Suspicious minds might contest that radical change has never proven easy in the NHS, especially given the furore that has accompanied ill-fated attempts at reconfiguration in south east London and elsewhere in the last few months. As one interviewee laments in Back to Facing the Future: “The business case [for reconfiguration] has been prepared and is currently going through process of approval – however, there is a publicity campaign around the obstetrics department to keep both inpatient units open”.
Nonetheless, there are lessons to be learnt from Greater Manchester’s process of reconfiguring children’s and maternity services, Making It Better. There are encouraging signs that this service redesign has been a success, largely as a result of strong public engagement and clinical ownership of the process.
While the exercise has had its ups and downs – not least of which when then government minister Hazel Blears joined local protests against unit closures that Labour nominally supported – the Making It Better team strongly believe it has made a real difference to service provision in the conurbation, and appear to have the data to back them up.
‘The NHS needs to ask itself whether the children and young people it cares for can afford to wait until the dust has settled in 2015’
Back to Facing the Future notes that the recommendations of the original report to reduce inpatient units “went against the grain of medical profession orthodoxy”. With the publication by the Royal College of Physicians of Hospitals on the Edge this is no longer the case, and there is widespread consensus between the clinicians and the wider health policy community that we need to change how and where we deliver hospital services. What remains to be agreed is when this will be possible.
With less than two years to go to until the next general election, the “reconfiguration window” of opportunity is barely ajar as politicians of all stripes hesitate to rock the boat by supporting controversial service redesign.
One of the lessons of Making It Better is that major change is never quick, and the website of the process has a timeline going back to the 1970s charting when discussions first started about improving children’s services in the region.
In other words, it is a marathon, and not a sprint. But the question the service needs to ask itself is whether the children and young people it cares for can afford to wait until the dust has settled in 2015 before it even fires the starter’s pistol.

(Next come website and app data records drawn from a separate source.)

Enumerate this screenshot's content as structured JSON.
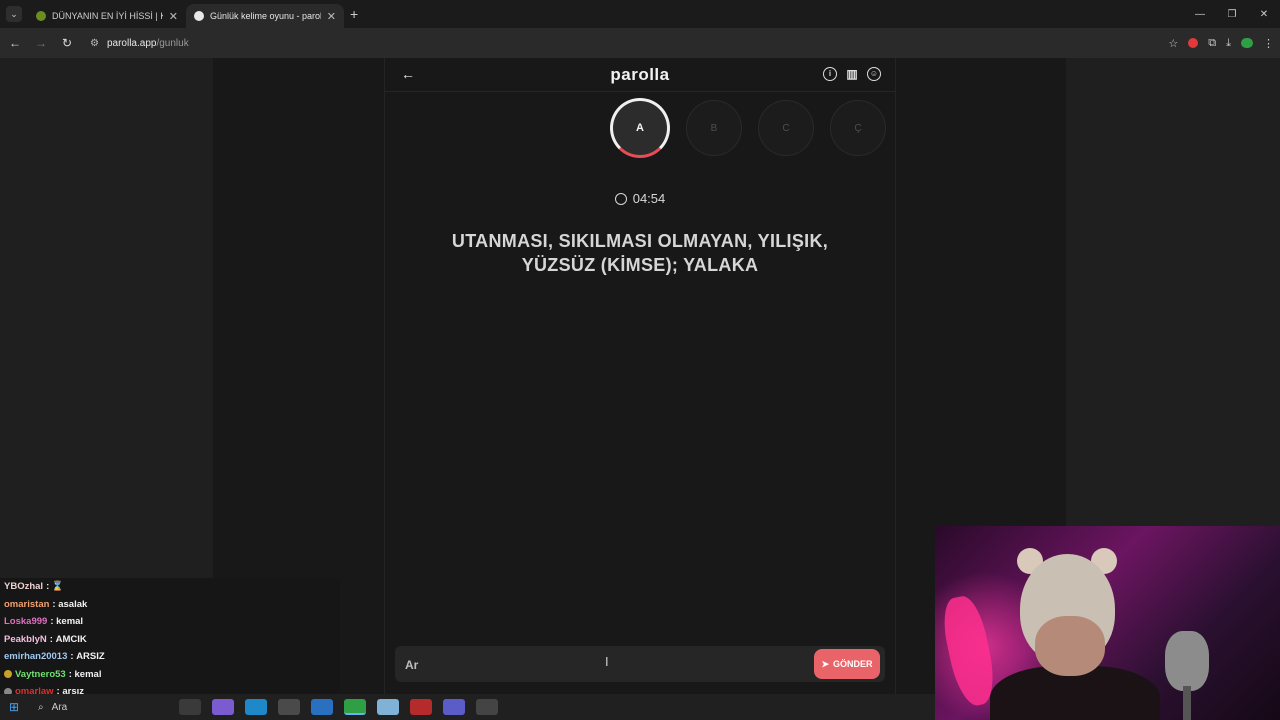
{
  "browser": {
    "tabs": [
      {
        "title": "DÜNYANIN EN İYİ HİSSİ | KÖR S",
        "active": false,
        "favicon_color": "#6b8e23"
      },
      {
        "title": "Günlük kelime oyunu - parolla",
        "active": true,
        "favicon_color": "#e8e8e8"
      }
    ],
    "new_tab_icon": "plus-icon",
    "url_host": "parolla.app",
    "url_path": "/gunluk",
    "window_controls": [
      "minimize-icon",
      "restore-icon",
      "close-icon"
    ]
  },
  "app": {
    "brand": "parolla",
    "header_icons": [
      "info-icon",
      "stats-icon",
      "profile-icon"
    ],
    "letters": [
      {
        "label": "A",
        "active": true
      },
      {
        "label": "B",
        "active": false
      },
      {
        "label": "C",
        "active": false
      },
      {
        "label": "Ç",
        "active": false
      }
    ],
    "timer": "04:54",
    "clue": "UTANMASI, SIKILMASI OLMAYAN, YILIŞIK, YÜZSÜZ (KİMSE); YALAKA",
    "answer_value": "Ar",
    "send_label": "GÖNDER",
    "accent_color": "#e86469"
  },
  "chat": {
    "lines": [
      {
        "user": "YBOzhal",
        "message": "",
        "user_color": "#f0d0d0",
        "emote": true
      },
      {
        "user": "omaristan",
        "message": "asalak",
        "user_color": "#f0a070"
      },
      {
        "user": "Loska999",
        "message": "kemal",
        "user_color": "#e070c0"
      },
      {
        "user": "PeakblyN",
        "message": "AMCIK",
        "user_color": "#f0c0e0"
      },
      {
        "user": "emirhan20013",
        "message": "ARSIZ",
        "user_color": "#a0c8f0"
      },
      {
        "user": "Vaytnero53",
        "message": "kemal",
        "user_color": "#70e070",
        "badge": true
      },
      {
        "user": "omarlaw",
        "message": "arsız",
        "user_color": "#e03030",
        "badge": true
      }
    ]
  },
  "taskbar": {
    "search_label": "Ara"
  }
}
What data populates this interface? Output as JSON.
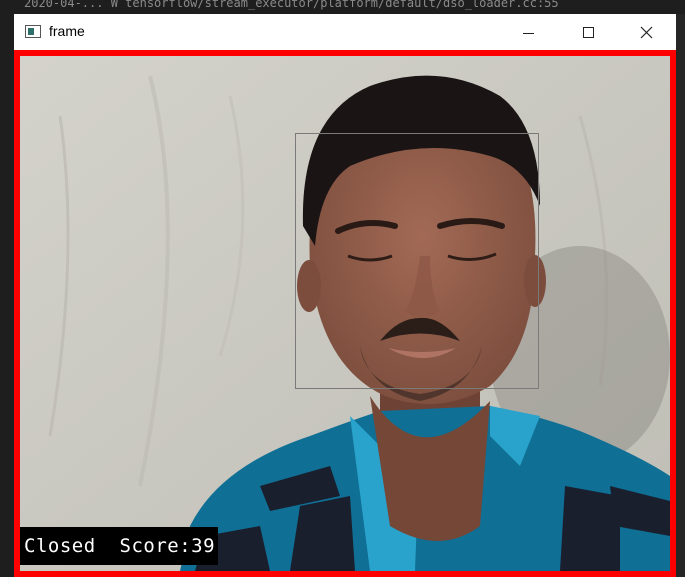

Peder Clark is health policy lead at Royal College of Paediatrics and Child Health